My basic feelings about the Fourth of the July holiday are unchanged from last year. I read two things that moved me yesterday, however: one by a recent immigrant, written with reference to his son, and the other a quote by the late American humorist Erma Bombeck: “You have to love a nation that celebrates its independence every July 4, not with a parade of guns, tanks, and soldiers who file by the White House in a show of strength and muscle, but with family picnics where kids throw Frisbees, the potato salad gets iffy, and the flies die from happiness. You may think you have overeaten, but it is patriotism.”
I fear I lack the poetic gifts to write effectively about fireworks. Something about them is so ineluctably fleeting that I feel a bit silly, talking about the excitement I feel watching the light particles rush on the curves that lead to their endpoints, when a second later, they reach them, the sparkling light is gone, and nothing but smoke hangs in the air. As if the night sky burst with excitement only to leave nothing for me to think about except — nothing. By the time I have the words to describe the effect, the effect has disappeared. For the spectator, it all forbids overthought.

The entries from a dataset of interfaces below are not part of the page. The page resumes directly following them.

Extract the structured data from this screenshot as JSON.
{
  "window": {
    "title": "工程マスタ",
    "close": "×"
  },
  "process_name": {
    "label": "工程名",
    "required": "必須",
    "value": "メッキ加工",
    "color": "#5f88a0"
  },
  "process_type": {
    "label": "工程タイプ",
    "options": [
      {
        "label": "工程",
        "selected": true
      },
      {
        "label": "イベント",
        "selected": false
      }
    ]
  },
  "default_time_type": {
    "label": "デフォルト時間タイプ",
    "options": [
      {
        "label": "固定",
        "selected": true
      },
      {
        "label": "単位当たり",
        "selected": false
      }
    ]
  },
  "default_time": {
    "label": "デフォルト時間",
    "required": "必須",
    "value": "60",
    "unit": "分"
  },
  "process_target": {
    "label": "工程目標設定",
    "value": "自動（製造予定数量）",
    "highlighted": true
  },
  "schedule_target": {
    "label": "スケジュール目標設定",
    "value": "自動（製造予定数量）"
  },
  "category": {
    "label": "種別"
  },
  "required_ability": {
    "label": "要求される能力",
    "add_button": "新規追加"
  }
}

Last year I cooked the typical Midwestern U.S. Fourth of July picnic fare, and we watched the township display from our backyard with my brother’s family. This year, my mother ate prune juice, pureed tomato soup, skim milk, and raspberry sherbet, I ate nothing because I missed the cafeteria closing time, and my father is not allowed to drive after dark, so he went home and the church ladies fed him. Mom and I had the best seats for a display that we’ve ever had — the park where the fireworks are shown in this city is about 200 m as the crow flies from her hospital room. So we sat at the window (after unhooking and rehooking IV, oxygen, catheter, analgesic, and pulse ox, plus the electricity that runs the monitor) in 70 degree temperatures, in comfortable chairs, with no mosquitoes, the sixth floor the perfect height for looking over the trees. First came a promenade of boats lit up for the holiday, and then the fireworks. The floor was almost empty, too, as no surgeries were scheduled yesterday, so it felt like someone, somewhere, was shooting rockets just for us. The window was small, so I pushed my mother toward it and then sat behind her with my chin propped on her shoulder.

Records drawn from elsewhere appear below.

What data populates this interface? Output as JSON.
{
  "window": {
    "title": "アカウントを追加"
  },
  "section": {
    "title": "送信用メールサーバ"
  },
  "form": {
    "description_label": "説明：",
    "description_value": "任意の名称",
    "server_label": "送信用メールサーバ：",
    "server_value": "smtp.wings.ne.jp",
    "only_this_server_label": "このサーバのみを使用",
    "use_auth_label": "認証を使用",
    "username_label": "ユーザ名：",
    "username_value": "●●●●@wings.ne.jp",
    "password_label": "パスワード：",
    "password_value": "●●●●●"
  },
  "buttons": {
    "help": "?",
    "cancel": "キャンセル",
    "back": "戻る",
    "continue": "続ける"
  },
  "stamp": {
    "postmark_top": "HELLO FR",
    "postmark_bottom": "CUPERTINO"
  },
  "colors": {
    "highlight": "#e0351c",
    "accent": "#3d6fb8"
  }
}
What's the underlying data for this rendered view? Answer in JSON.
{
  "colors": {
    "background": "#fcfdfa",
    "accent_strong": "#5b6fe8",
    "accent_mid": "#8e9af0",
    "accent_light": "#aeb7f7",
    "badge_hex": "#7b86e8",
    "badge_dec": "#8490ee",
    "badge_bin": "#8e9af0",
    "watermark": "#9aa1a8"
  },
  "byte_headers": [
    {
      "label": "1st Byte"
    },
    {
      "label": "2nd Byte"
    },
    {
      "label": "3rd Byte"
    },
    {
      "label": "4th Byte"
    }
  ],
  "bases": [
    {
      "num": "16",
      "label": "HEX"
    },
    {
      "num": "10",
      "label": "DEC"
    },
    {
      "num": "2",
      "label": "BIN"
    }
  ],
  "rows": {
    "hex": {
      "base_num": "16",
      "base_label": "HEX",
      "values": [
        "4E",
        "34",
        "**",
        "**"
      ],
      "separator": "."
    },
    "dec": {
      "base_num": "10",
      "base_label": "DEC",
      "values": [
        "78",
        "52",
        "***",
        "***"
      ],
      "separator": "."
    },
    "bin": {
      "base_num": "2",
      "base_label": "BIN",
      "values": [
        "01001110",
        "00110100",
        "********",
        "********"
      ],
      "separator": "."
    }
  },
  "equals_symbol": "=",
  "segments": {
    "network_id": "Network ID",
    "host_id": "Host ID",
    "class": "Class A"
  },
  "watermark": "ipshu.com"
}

It was a strange sort of gift but one we needed, forty-five minutes of instantaneity, in sharp contrast to yet another day of watching urine drip into a reservoir and wondering what would happen if it didn’t drip faster, painting out all sorts of dire futures that no one was talking about. As each shell catapulted to the top of its arc, exploded, stunned our eyes, fell, and disappeared, we had nothing to do but react — the event was there, and then gone, gone as fast as if it had never been, with no future at all to think about.

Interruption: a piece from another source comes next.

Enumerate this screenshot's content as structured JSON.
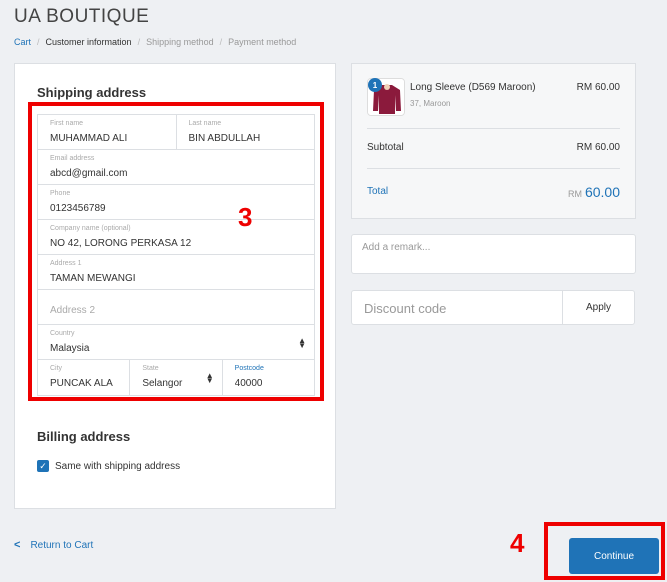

When it was over, I unhooked the rehooking and then rehooked it again to the bed after she moved there. We prayed the evening prayer — for into your hands I commend myself, body and soul, and all things — and Nurse Kevin came to do evening vitals and give a sleeping pill. His hands were very gentle.